Extracted records —

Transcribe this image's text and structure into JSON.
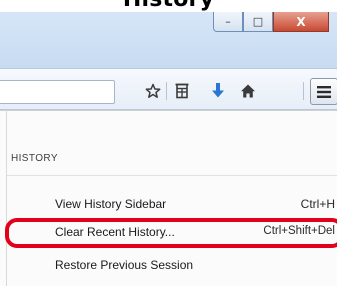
{
  "page": {
    "heading_fragment": "History"
  },
  "window": {
    "minimize_glyph": "–",
    "maximize_glyph": "□",
    "close_glyph": "X"
  },
  "toolbar": {
    "icons": [
      "star-icon",
      "reading-list-icon",
      "download-arrow-icon",
      "home-icon",
      "hamburger-menu-icon"
    ],
    "download_color": "#2b76d2"
  },
  "history_panel": {
    "header": "HISTORY",
    "items": [
      {
        "label": "View History Sidebar",
        "shortcut": "Ctrl+H"
      },
      {
        "label": "Clear Recent History...",
        "shortcut": "Ctrl+Shift+Del",
        "highlighted": true
      },
      {
        "label": "Restore Previous Session",
        "shortcut": ""
      }
    ],
    "highlight_color": "#e2001a"
  }
}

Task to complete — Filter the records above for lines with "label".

Response —
        "label": "View History Sidebar",
        "label": "Clear Recent History...",
        "label": "Restore Previous Session",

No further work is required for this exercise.